[Opening DATA section]

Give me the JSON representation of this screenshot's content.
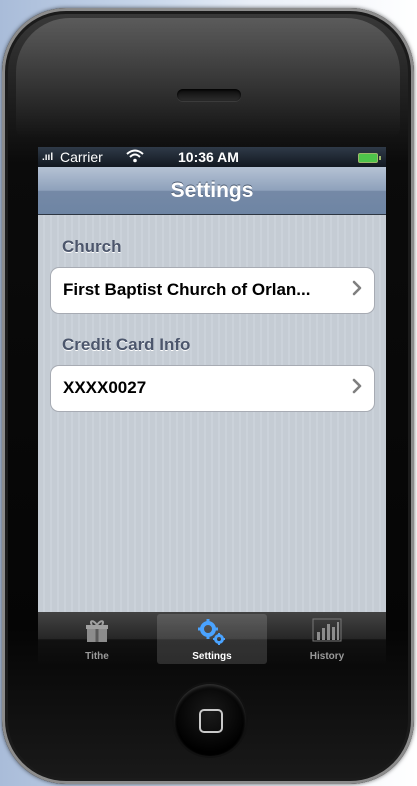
{
  "status_bar": {
    "signal": ".ııl",
    "carrier": "Carrier",
    "wifi_icon": "wifi-icon",
    "time": "10:36 AM",
    "battery_icon": "battery-icon"
  },
  "nav": {
    "title": "Settings"
  },
  "sections": [
    {
      "header": "Church",
      "cell_label": "First Baptist Church of Orlan...",
      "accessory": "chevron-right-icon"
    },
    {
      "header": "Credit Card Info",
      "cell_label": "XXXX0027",
      "accessory": "chevron-right-icon"
    }
  ],
  "tabbar": {
    "tabs": [
      {
        "label": "Tithe",
        "icon": "gift-icon",
        "selected": false
      },
      {
        "label": "Settings",
        "icon": "gears-icon",
        "selected": true
      },
      {
        "label": "History",
        "icon": "bar-chart-icon",
        "selected": false
      }
    ]
  },
  "colors": {
    "accent": "#4aa3ff",
    "nav_bar": "#7589a6",
    "table_bg": "#c5ccd4",
    "section_text": "#4c566c"
  }
}
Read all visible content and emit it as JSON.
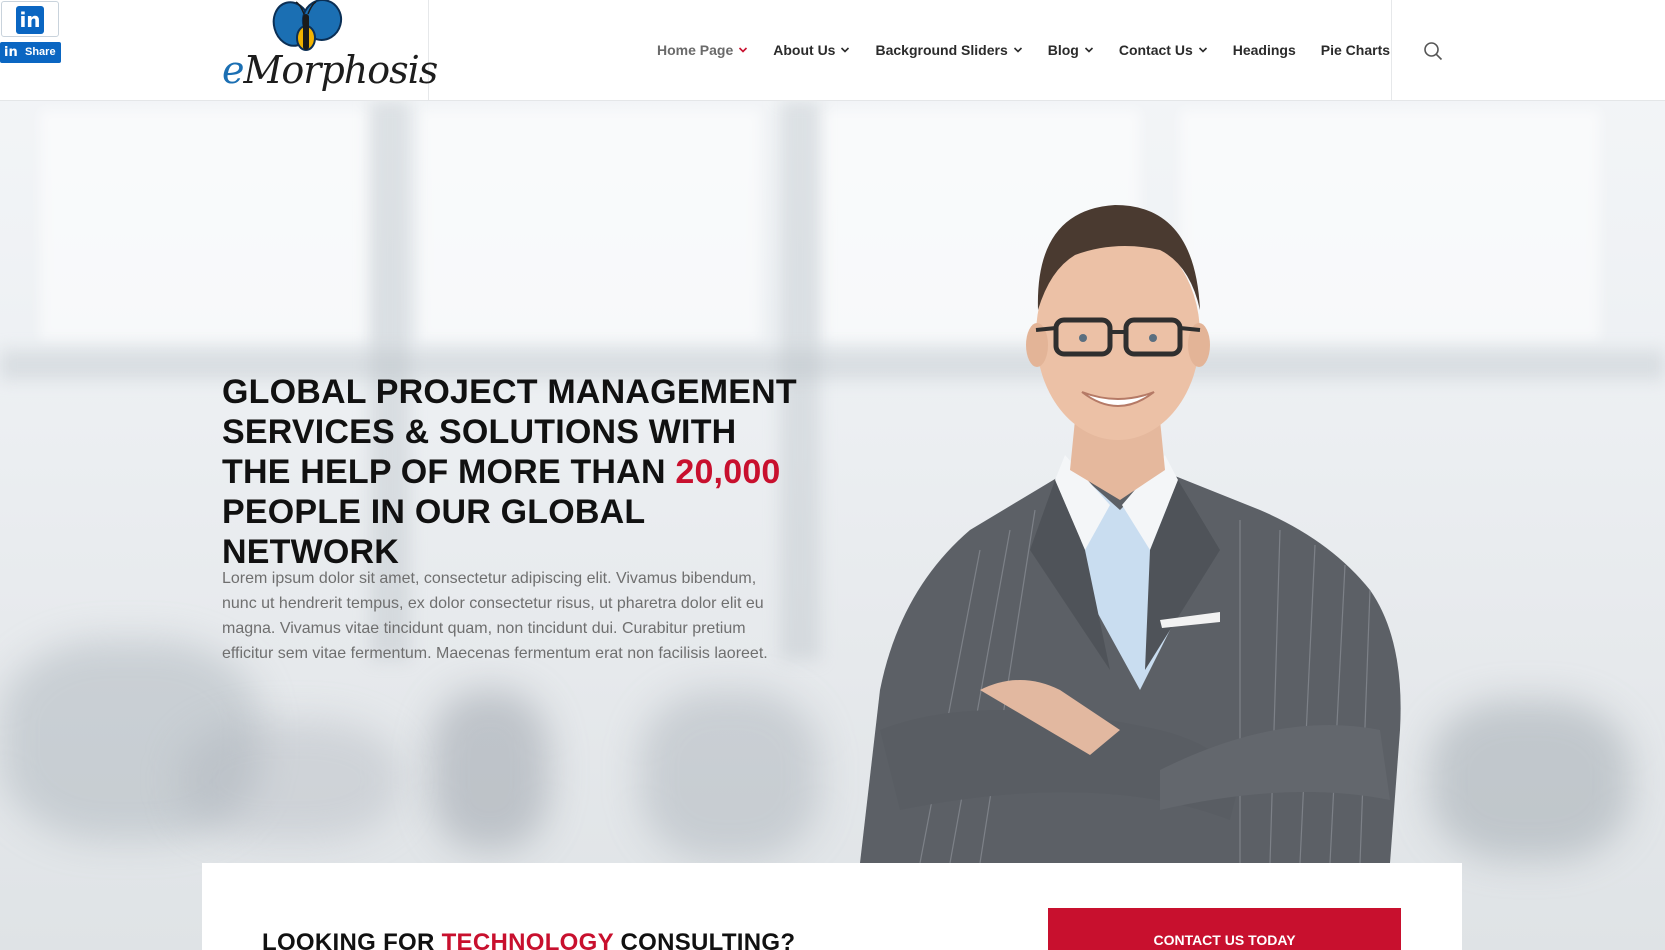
{
  "brand": {
    "logo_text_prefix": "e",
    "logo_text_main": "Morphosis",
    "logo_icon": "butterfly-icon"
  },
  "linkedin": {
    "icon_text": "in",
    "share_label": "Share",
    "share_icon_text": "in"
  },
  "nav": {
    "items": [
      {
        "label": "Home Page",
        "has_dropdown": true
      },
      {
        "label": "About Us",
        "has_dropdown": true
      },
      {
        "label": "Background Sliders",
        "has_dropdown": true
      },
      {
        "label": "Blog",
        "has_dropdown": true
      },
      {
        "label": "Contact Us",
        "has_dropdown": true
      },
      {
        "label": "Headings",
        "has_dropdown": false
      },
      {
        "label": "Pie Charts",
        "has_dropdown": false
      }
    ],
    "search_icon": "search-icon"
  },
  "hero": {
    "title_before": "Global project management services & solutions with the help of more than ",
    "title_accent": "20,000",
    "title_after": " people in our global network",
    "text": "Lorem ipsum dolor sit amet, consectetur adipiscing elit. Vivamus bibendum, nunc ut hendrerit tempus, ex dolor consectetur risus, ut pharetra dolor elit eu magna. Vivamus vitae tincidunt quam, non tincidunt dui. Curabitur pretium efficitur sem vitae fermentum. Maecenas fermentum erat non facilisis laoreet."
  },
  "card": {
    "heading_before": "Looking for ",
    "heading_accent": "technology",
    "heading_after": " consulting?",
    "cta_label": "Contact us today"
  },
  "colors": {
    "accent": "#c8102e",
    "linkedin": "#0a66c2",
    "text_dark": "#111111",
    "text_muted": "#6f6f6f"
  }
}
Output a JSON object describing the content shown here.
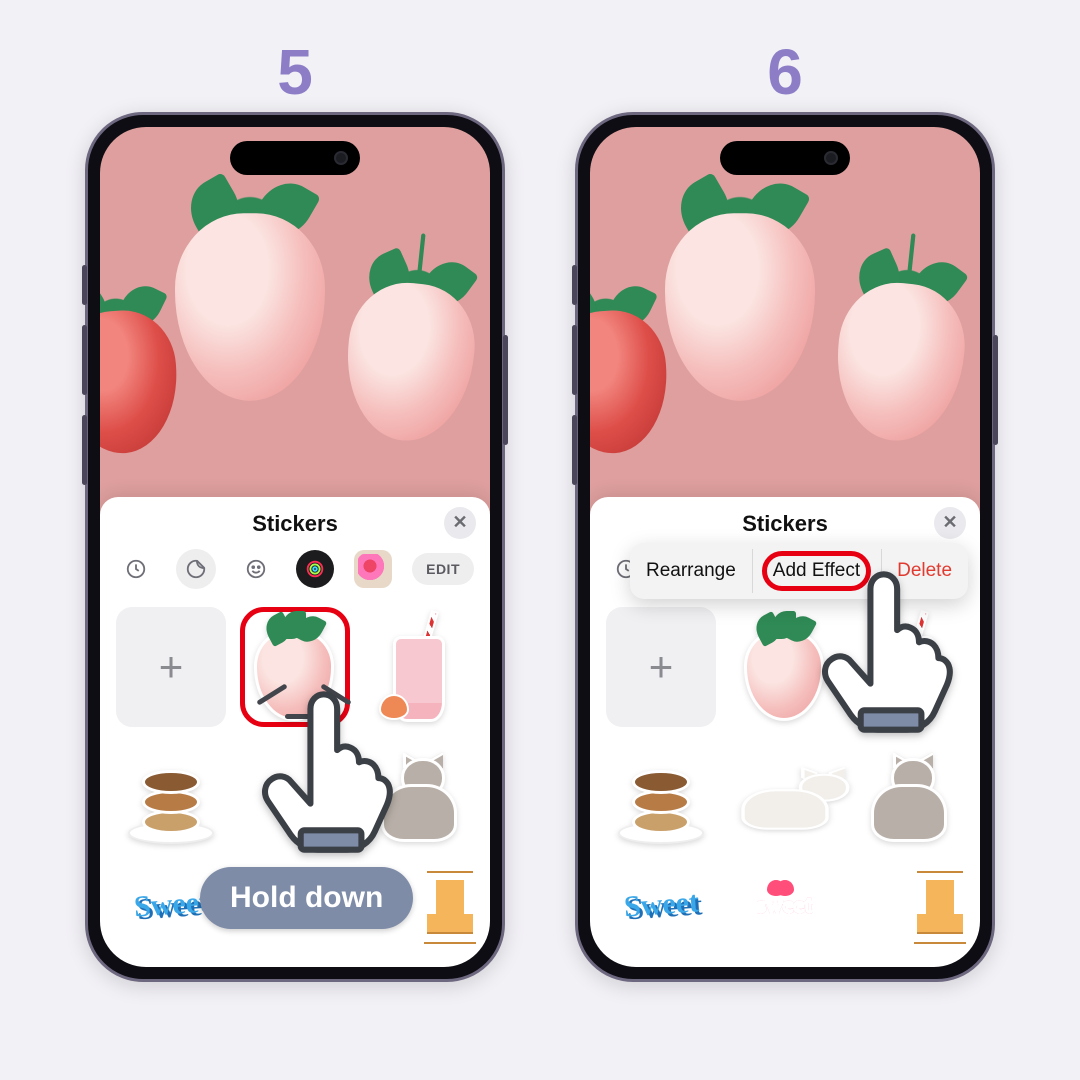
{
  "steps": {
    "left_number": "5",
    "right_number": "6"
  },
  "drawer": {
    "title": "Stickers",
    "close_symbol": "✕",
    "edit_label": "EDIT",
    "plus_symbol": "+"
  },
  "context_menu": {
    "rearrange": "Rearrange",
    "add_effect": "Add Effect",
    "delete": "Delete"
  },
  "badge": {
    "hold_down": "Hold down"
  },
  "stickers": {
    "sweet1": "Sweet",
    "sweet2": "sweet"
  },
  "tabs": {
    "t1": "recents",
    "t2": "stickers",
    "t3": "emoji",
    "t4": "app1",
    "t5": "app2"
  },
  "colors": {
    "accent": "#8d7dc7",
    "highlight": "#e60012",
    "badge": "#7e8ca8",
    "delete": "#e13a2f"
  }
}
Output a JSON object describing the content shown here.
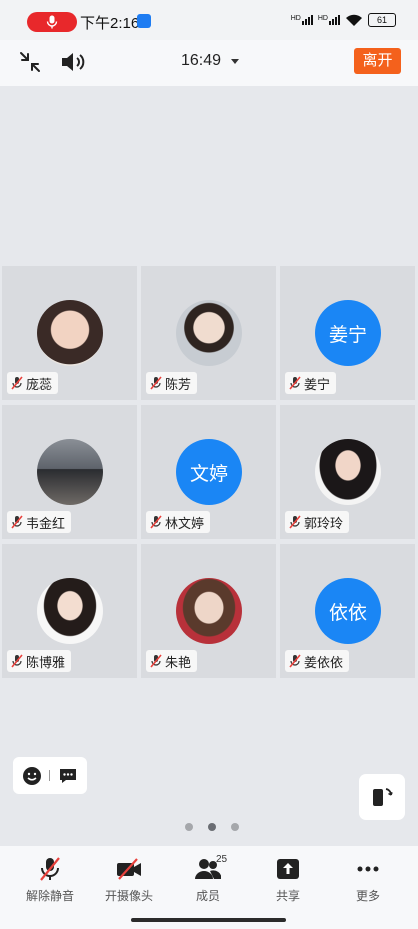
{
  "status_bar": {
    "time": "下午2:16",
    "network_1": "HD",
    "network_2": "HD",
    "battery": "61"
  },
  "top_bar": {
    "meeting_time": "16:49",
    "leave_label": "离开"
  },
  "participants": [
    {
      "name": "庞蕊",
      "avatar_text": "",
      "muted": true
    },
    {
      "name": "陈芳",
      "avatar_text": "",
      "muted": true
    },
    {
      "name": "姜宁",
      "avatar_text": "姜宁",
      "muted": true
    },
    {
      "name": "韦金红",
      "avatar_text": "",
      "muted": true
    },
    {
      "name": "林文婷",
      "avatar_text": "文婷",
      "muted": true
    },
    {
      "name": "郭玲玲",
      "avatar_text": "",
      "muted": true
    },
    {
      "name": "陈博雅",
      "avatar_text": "",
      "muted": true
    },
    {
      "name": "朱艳",
      "avatar_text": "",
      "muted": true
    },
    {
      "name": "姜依依",
      "avatar_text": "依依",
      "muted": true
    }
  ],
  "pagination": {
    "pages": 3,
    "current": 2
  },
  "bottom_bar": {
    "unmute_label": "解除静音",
    "camera_label": "开摄像头",
    "members_label": "成员",
    "members_count": "25",
    "share_label": "共享",
    "more_label": "更多"
  },
  "colors": {
    "accent_blue": "#1a86f5",
    "leave_orange": "#f4611c",
    "mute_red": "#e8413c",
    "recording_red": "#e8282b"
  },
  "icons": [
    "microphone-icon",
    "minimize-icon",
    "speaker-icon",
    "muted-mic-icon",
    "emoji-icon",
    "chat-icon",
    "rotate-screen-icon",
    "camera-off-icon",
    "members-icon",
    "share-icon",
    "more-icon"
  ]
}
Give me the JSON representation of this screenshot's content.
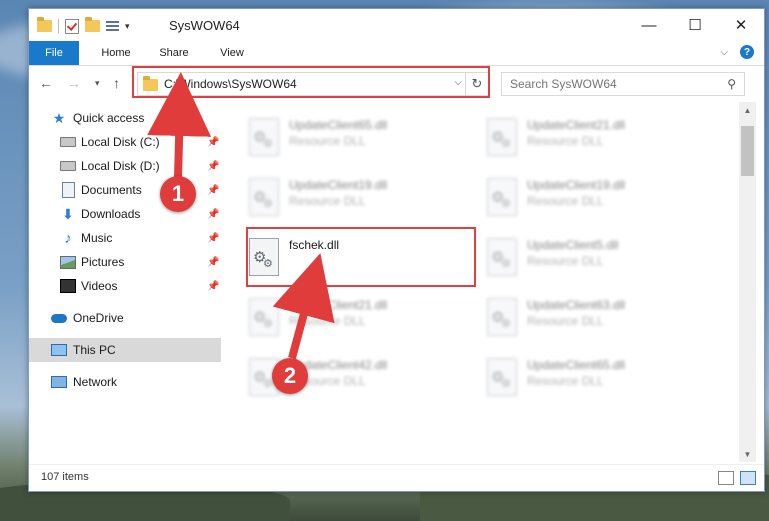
{
  "window": {
    "title": "SysWOW64",
    "controls": {
      "minimize": "—",
      "maximize": "☐",
      "close": "✕"
    }
  },
  "ribbon": {
    "tabs": [
      "File",
      "Home",
      "Share",
      "View"
    ],
    "help": "?"
  },
  "address": {
    "path": "C:\\Windows\\SysWOW64",
    "search_placeholder": "Search SysWOW64"
  },
  "sidebar": {
    "quick_access": "Quick access",
    "items": [
      {
        "label": "Local Disk (C:)",
        "icon": "drive-icon"
      },
      {
        "label": "Local Disk (D:)",
        "icon": "drive-icon"
      },
      {
        "label": "Documents",
        "icon": "documents-icon"
      },
      {
        "label": "Downloads",
        "icon": "downloads-icon"
      },
      {
        "label": "Music",
        "icon": "music-icon"
      },
      {
        "label": "Pictures",
        "icon": "pictures-icon"
      },
      {
        "label": "Videos",
        "icon": "videos-icon"
      }
    ],
    "onedrive": "OneDrive",
    "this_pc": "This PC",
    "network": "Network"
  },
  "files": [
    {
      "name": "UpdateClient65.dll",
      "desc": "Resource DLL"
    },
    {
      "name": "UpdateClient21.dll",
      "desc": "Resource DLL"
    },
    {
      "name": "UpdateClient19.dll",
      "desc": "Resource DLL"
    },
    {
      "name": "UpdateClient19.dll",
      "desc": "Resource DLL"
    },
    {
      "name": "fschek.dll",
      "desc": ""
    },
    {
      "name": "UpdateClient5.dll",
      "desc": "Resource DLL"
    },
    {
      "name": "UpdateClient21.dll",
      "desc": "Resource DLL"
    },
    {
      "name": "UpdateClient63.dll",
      "desc": "Resource DLL"
    },
    {
      "name": "UpdateClient42.dll",
      "desc": "Resource DLL"
    },
    {
      "name": "UpdateClient65.dll",
      "desc": "Resource DLL"
    }
  ],
  "status": {
    "count": "107 items"
  },
  "callouts": [
    "1",
    "2"
  ],
  "colors": {
    "accent": "#1979ca",
    "highlight": "#e04040",
    "callout": "#e03c3c"
  }
}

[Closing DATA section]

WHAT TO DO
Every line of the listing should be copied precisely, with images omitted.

RESULT
Give me the JSON representation of this screenshot's content.
{
  "status_bar": {
    "signal": ".ııl",
    "carrier": "Carrier",
    "wifi_icon": "wifi-icon",
    "time": "10:36 AM",
    "battery_icon": "battery-icon"
  },
  "nav": {
    "title": "Settings"
  },
  "sections": [
    {
      "header": "Church",
      "cell_label": "First Baptist Church of Orlan...",
      "accessory": "chevron-right-icon"
    },
    {
      "header": "Credit Card Info",
      "cell_label": "XXXX0027",
      "accessory": "chevron-right-icon"
    }
  ],
  "tabbar": {
    "tabs": [
      {
        "label": "Tithe",
        "icon": "gift-icon",
        "selected": false
      },
      {
        "label": "Settings",
        "icon": "gears-icon",
        "selected": true
      },
      {
        "label": "History",
        "icon": "bar-chart-icon",
        "selected": false
      }
    ]
  },
  "colors": {
    "accent": "#4aa3ff",
    "nav_bar": "#7589a6",
    "table_bg": "#c5ccd4",
    "section_text": "#4c566c"
  }
}
Read all visible content and emit it as JSON.
{
  "brand": {
    "logo_text_prefix": "e",
    "logo_text_main": "Morphosis",
    "logo_icon": "butterfly-icon"
  },
  "linkedin": {
    "icon_text": "in",
    "share_label": "Share",
    "share_icon_text": "in"
  },
  "nav": {
    "items": [
      {
        "label": "Home Page",
        "has_dropdown": true
      },
      {
        "label": "About Us",
        "has_dropdown": true
      },
      {
        "label": "Background Sliders",
        "has_dropdown": true
      },
      {
        "label": "Blog",
        "has_dropdown": true
      },
      {
        "label": "Contact Us",
        "has_dropdown": true
      },
      {
        "label": "Headings",
        "has_dropdown": false
      },
      {
        "label": "Pie Charts",
        "has_dropdown": false
      }
    ],
    "search_icon": "search-icon"
  },
  "hero": {
    "title_before": "Global project management services & solutions with the help of more than ",
    "title_accent": "20,000",
    "title_after": " people in our global network",
    "text": "Lorem ipsum dolor sit amet, consectetur adipiscing elit. Vivamus bibendum, nunc ut hendrerit tempus, ex dolor consectetur risus, ut pharetra dolor elit eu magna. Vivamus vitae tincidunt quam, non tincidunt dui. Curabitur pretium efficitur sem vitae fermentum. Maecenas fermentum erat non facilisis laoreet."
  },
  "card": {
    "heading_before": "Looking for ",
    "heading_accent": "technology",
    "heading_after": " consulting?",
    "cta_label": "Contact us today"
  },
  "colors": {
    "accent": "#c8102e",
    "linkedin": "#0a66c2",
    "text_dark": "#111111",
    "text_muted": "#6f6f6f"
  }
}
Output a JSON object describing the content shown here.
{
  "steps": {
    "left_number": "5",
    "right_number": "6"
  },
  "drawer": {
    "title": "Stickers",
    "close_symbol": "✕",
    "edit_label": "EDIT",
    "plus_symbol": "+"
  },
  "context_menu": {
    "rearrange": "Rearrange",
    "add_effect": "Add Effect",
    "delete": "Delete"
  },
  "badge": {
    "hold_down": "Hold down"
  },
  "stickers": {
    "sweet1": "Sweet",
    "sweet2": "sweet"
  },
  "tabs": {
    "t1": "recents",
    "t2": "stickers",
    "t3": "emoji",
    "t4": "app1",
    "t5": "app2"
  },
  "colors": {
    "accent": "#8d7dc7",
    "highlight": "#e60012",
    "badge": "#7e8ca8",
    "delete": "#e13a2f"
  }
}
Output a JSON object describing the content shown here.
{
  "status_bar": {
    "time": "下午2:16",
    "network_1": "HD",
    "network_2": "HD",
    "battery": "61"
  },
  "top_bar": {
    "meeting_time": "16:49",
    "leave_label": "离开"
  },
  "participants": [
    {
      "name": "庞蕊",
      "avatar_text": "",
      "muted": true
    },
    {
      "name": "陈芳",
      "avatar_text": "",
      "muted": true
    },
    {
      "name": "姜宁",
      "avatar_text": "姜宁",
      "muted": true
    },
    {
      "name": "韦金红",
      "avatar_text": "",
      "muted": true
    },
    {
      "name": "林文婷",
      "avatar_text": "文婷",
      "muted": true
    },
    {
      "name": "郭玲玲",
      "avatar_text": "",
      "muted": true
    },
    {
      "name": "陈博雅",
      "avatar_text": "",
      "muted": true
    },
    {
      "name": "朱艳",
      "avatar_text": "",
      "muted": true
    },
    {
      "name": "姜依依",
      "avatar_text": "依依",
      "muted": true
    }
  ],
  "pagination": {
    "pages": 3,
    "current": 2
  },
  "bottom_bar": {
    "unmute_label": "解除静音",
    "camera_label": "开摄像头",
    "members_label": "成员",
    "members_count": "25",
    "share_label": "共享",
    "more_label": "更多"
  },
  "colors": {
    "accent_blue": "#1a86f5",
    "leave_orange": "#f4611c",
    "mute_red": "#e8413c",
    "recording_red": "#e8282b"
  },
  "icons": [
    "microphone-icon",
    "minimize-icon",
    "speaker-icon",
    "muted-mic-icon",
    "emoji-icon",
    "chat-icon",
    "rotate-screen-icon",
    "camera-off-icon",
    "members-icon",
    "share-icon",
    "more-icon"
  ]
}
Give me the JSON representation of this screenshot's content.
{
  "window": {
    "title": "SysWOW64",
    "controls": {
      "minimize": "—",
      "maximize": "☐",
      "close": "✕"
    }
  },
  "ribbon": {
    "tabs": [
      "File",
      "Home",
      "Share",
      "View"
    ],
    "help": "?"
  },
  "address": {
    "path": "C:\\Windows\\SysWOW64",
    "search_placeholder": "Search SysWOW64"
  },
  "sidebar": {
    "quick_access": "Quick access",
    "items": [
      {
        "label": "Local Disk (C:)",
        "icon": "drive-icon"
      },
      {
        "label": "Local Disk (D:)",
        "icon": "drive-icon"
      },
      {
        "label": "Documents",
        "icon": "documents-icon"
      },
      {
        "label": "Downloads",
        "icon": "downloads-icon"
      },
      {
        "label": "Music",
        "icon": "music-icon"
      },
      {
        "label": "Pictures",
        "icon": "pictures-icon"
      },
      {
        "label": "Videos",
        "icon": "videos-icon"
      }
    ],
    "onedrive": "OneDrive",
    "this_pc": "This PC",
    "network": "Network"
  },
  "files": [
    {
      "name": "UpdateClient65.dll",
      "desc": "Resource DLL"
    },
    {
      "name": "UpdateClient21.dll",
      "desc": "Resource DLL"
    },
    {
      "name": "UpdateClient19.dll",
      "desc": "Resource DLL"
    },
    {
      "name": "UpdateClient19.dll",
      "desc": "Resource DLL"
    },
    {
      "name": "fschek.dll",
      "desc": ""
    },
    {
      "name": "UpdateClient5.dll",
      "desc": "Resource DLL"
    },
    {
      "name": "UpdateClient21.dll",
      "desc": "Resource DLL"
    },
    {
      "name": "UpdateClient63.dll",
      "desc": "Resource DLL"
    },
    {
      "name": "UpdateClient42.dll",
      "desc": "Resource DLL"
    },
    {
      "name": "UpdateClient65.dll",
      "desc": "Resource DLL"
    }
  ],
  "status": {
    "count": "107 items"
  },
  "callouts": [
    "1",
    "2"
  ],
  "colors": {
    "accent": "#1979ca",
    "highlight": "#e04040",
    "callout": "#e03c3c"
  }
}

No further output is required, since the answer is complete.